Start of Extracted material

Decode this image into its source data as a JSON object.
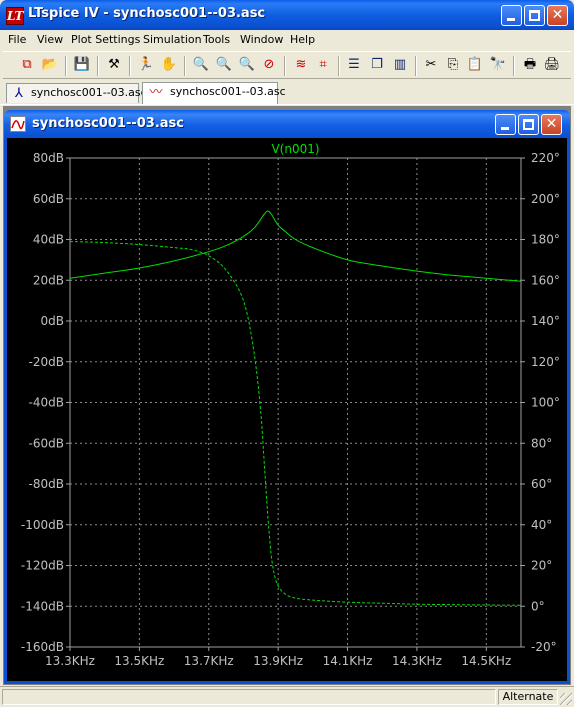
{
  "window": {
    "app_icon_letter": "LT",
    "title": "LTspice IV - synchosc001--03.asc"
  },
  "menu": [
    "File",
    "View",
    "Plot Settings",
    "Simulation",
    "Tools",
    "Window",
    "Help"
  ],
  "toolbar": {
    "buttons": [
      "new-schematic-icon",
      "open-folder-icon",
      "save-icon",
      "control-panel-icon",
      "run-icon",
      "halt-hand-icon",
      "zoom-in-icon",
      "zoom-to-fit-icon",
      "zoom-out-icon",
      "cancel-zoom-icon",
      "autorange-icon",
      "mark-trace-icon",
      "tile-horizontal-icon",
      "cascade-icon",
      "tile-vertical-icon",
      "cut-icon",
      "copy-icon",
      "paste-icon",
      "find-icon",
      "print-preview-icon",
      "print-icon"
    ]
  },
  "tabs": [
    {
      "label": "synchosc001--03.asc",
      "icon": "schematic-icon",
      "active": false
    },
    {
      "label": "synchosc001--03.asc",
      "icon": "waveform-icon",
      "active": true
    }
  ],
  "child_window": {
    "title": "synchosc001--03.asc"
  },
  "colors": {
    "plot_bg": "#000000",
    "grid": "#8c8c8c",
    "trace": "#00e000",
    "axis_text": "#c0c0c0",
    "title_green": "#00e000"
  },
  "chart_data": {
    "type": "line",
    "title": "V(n001)",
    "x_tick_labels": [
      "13.3KHz",
      "13.5KHz",
      "13.7KHz",
      "13.9KHz",
      "14.1KHz",
      "14.3KHz",
      "14.5KHz"
    ],
    "x_ticks": [
      13.3,
      13.5,
      13.7,
      13.9,
      14.1,
      14.3,
      14.5
    ],
    "xlim": [
      13.3,
      14.6
    ],
    "y_left_tick_labels": [
      "80dB",
      "60dB",
      "40dB",
      "20dB",
      "0dB",
      "-20dB",
      "-40dB",
      "-60dB",
      "-80dB",
      "-100dB",
      "-120dB",
      "-140dB",
      "-160dB"
    ],
    "y_left_ticks": [
      80,
      60,
      40,
      20,
      0,
      -20,
      -40,
      -60,
      -80,
      -100,
      -120,
      -140,
      -160
    ],
    "ylim_left": [
      -160,
      80
    ],
    "y_right_tick_labels": [
      "220°",
      "200°",
      "180°",
      "160°",
      "140°",
      "120°",
      "100°",
      "80°",
      "60°",
      "40°",
      "20°",
      "0°",
      "-20°"
    ],
    "y_right_ticks": [
      220,
      200,
      180,
      160,
      140,
      120,
      100,
      80,
      60,
      40,
      20,
      0,
      -20
    ],
    "ylim_right": [
      -20,
      220
    ],
    "grid": true,
    "series": [
      {
        "name": "V(n001)",
        "kind": "magnitude",
        "style": "solid",
        "unit": "dB",
        "x": [
          13.3,
          13.4,
          13.5,
          13.6,
          13.7,
          13.75,
          13.8,
          13.83,
          13.85,
          13.86,
          13.87,
          13.88,
          13.9,
          13.92,
          13.95,
          14.0,
          14.1,
          14.2,
          14.3,
          14.4,
          14.5,
          14.6
        ],
        "y": [
          21,
          23.5,
          26,
          29.5,
          34,
          37,
          41.5,
          45.5,
          50,
          52.5,
          54,
          52.5,
          47,
          44,
          40,
          36,
          30,
          27,
          24.5,
          22.5,
          21,
          19.5
        ]
      },
      {
        "name": "V(n001)",
        "kind": "phase",
        "style": "dashed",
        "unit": "°",
        "x": [
          13.3,
          13.4,
          13.5,
          13.6,
          13.65,
          13.7,
          13.75,
          13.8,
          13.83,
          13.85,
          13.86,
          13.87,
          13.88,
          13.89,
          13.9,
          13.92,
          13.95,
          14.0,
          14.1,
          14.2,
          14.3,
          14.4,
          14.5,
          14.6
        ],
        "y": [
          179,
          178.5,
          177.5,
          176,
          175,
          172,
          165,
          150,
          125,
          95,
          70,
          45,
          25,
          15,
          10,
          6,
          4,
          3,
          2,
          1.5,
          1,
          0.8,
          0.6,
          0.5
        ]
      }
    ]
  },
  "status": {
    "message": "",
    "mode": "Alternate"
  }
}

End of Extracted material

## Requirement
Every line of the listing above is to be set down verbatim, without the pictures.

## Exercise response
Decode this image into its source data as a JSON object.
{
  "window": {
    "app_icon_letter": "LT",
    "title": "LTspice IV - synchosc001--03.asc"
  },
  "menu": [
    "File",
    "View",
    "Plot Settings",
    "Simulation",
    "Tools",
    "Window",
    "Help"
  ],
  "toolbar": {
    "buttons": [
      "new-schematic-icon",
      "open-folder-icon",
      "save-icon",
      "control-panel-icon",
      "run-icon",
      "halt-hand-icon",
      "zoom-in-icon",
      "zoom-to-fit-icon",
      "zoom-out-icon",
      "cancel-zoom-icon",
      "autorange-icon",
      "mark-trace-icon",
      "tile-horizontal-icon",
      "cascade-icon",
      "tile-vertical-icon",
      "cut-icon",
      "copy-icon",
      "paste-icon",
      "find-icon",
      "print-preview-icon",
      "print-icon"
    ]
  },
  "tabs": [
    {
      "label": "synchosc001--03.asc",
      "icon": "schematic-icon",
      "active": false
    },
    {
      "label": "synchosc001--03.asc",
      "icon": "waveform-icon",
      "active": true
    }
  ],
  "child_window": {
    "title": "synchosc001--03.asc"
  },
  "colors": {
    "plot_bg": "#000000",
    "grid": "#8c8c8c",
    "trace": "#00e000",
    "axis_text": "#c0c0c0",
    "title_green": "#00e000"
  },
  "chart_data": {
    "type": "line",
    "title": "V(n001)",
    "x_tick_labels": [
      "13.3KHz",
      "13.5KHz",
      "13.7KHz",
      "13.9KHz",
      "14.1KHz",
      "14.3KHz",
      "14.5KHz"
    ],
    "x_ticks": [
      13.3,
      13.5,
      13.7,
      13.9,
      14.1,
      14.3,
      14.5
    ],
    "xlim": [
      13.3,
      14.6
    ],
    "y_left_tick_labels": [
      "80dB",
      "60dB",
      "40dB",
      "20dB",
      "0dB",
      "-20dB",
      "-40dB",
      "-60dB",
      "-80dB",
      "-100dB",
      "-120dB",
      "-140dB",
      "-160dB"
    ],
    "y_left_ticks": [
      80,
      60,
      40,
      20,
      0,
      -20,
      -40,
      -60,
      -80,
      -100,
      -120,
      -140,
      -160
    ],
    "ylim_left": [
      -160,
      80
    ],
    "y_right_tick_labels": [
      "220°",
      "200°",
      "180°",
      "160°",
      "140°",
      "120°",
      "100°",
      "80°",
      "60°",
      "40°",
      "20°",
      "0°",
      "-20°"
    ],
    "y_right_ticks": [
      220,
      200,
      180,
      160,
      140,
      120,
      100,
      80,
      60,
      40,
      20,
      0,
      -20
    ],
    "ylim_right": [
      -20,
      220
    ],
    "grid": true,
    "series": [
      {
        "name": "V(n001)",
        "kind": "magnitude",
        "style": "solid",
        "unit": "dB",
        "x": [
          13.3,
          13.4,
          13.5,
          13.6,
          13.7,
          13.75,
          13.8,
          13.83,
          13.85,
          13.86,
          13.87,
          13.88,
          13.9,
          13.92,
          13.95,
          14.0,
          14.1,
          14.2,
          14.3,
          14.4,
          14.5,
          14.6
        ],
        "y": [
          21,
          23.5,
          26,
          29.5,
          34,
          37,
          41.5,
          45.5,
          50,
          52.5,
          54,
          52.5,
          47,
          44,
          40,
          36,
          30,
          27,
          24.5,
          22.5,
          21,
          19.5
        ]
      },
      {
        "name": "V(n001)",
        "kind": "phase",
        "style": "dashed",
        "unit": "°",
        "x": [
          13.3,
          13.4,
          13.5,
          13.6,
          13.65,
          13.7,
          13.75,
          13.8,
          13.83,
          13.85,
          13.86,
          13.87,
          13.88,
          13.89,
          13.9,
          13.92,
          13.95,
          14.0,
          14.1,
          14.2,
          14.3,
          14.4,
          14.5,
          14.6
        ],
        "y": [
          179,
          178.5,
          177.5,
          176,
          175,
          172,
          165,
          150,
          125,
          95,
          70,
          45,
          25,
          15,
          10,
          6,
          4,
          3,
          2,
          1.5,
          1,
          0.8,
          0.6,
          0.5
        ]
      }
    ]
  },
  "status": {
    "message": "",
    "mode": "Alternate"
  }
}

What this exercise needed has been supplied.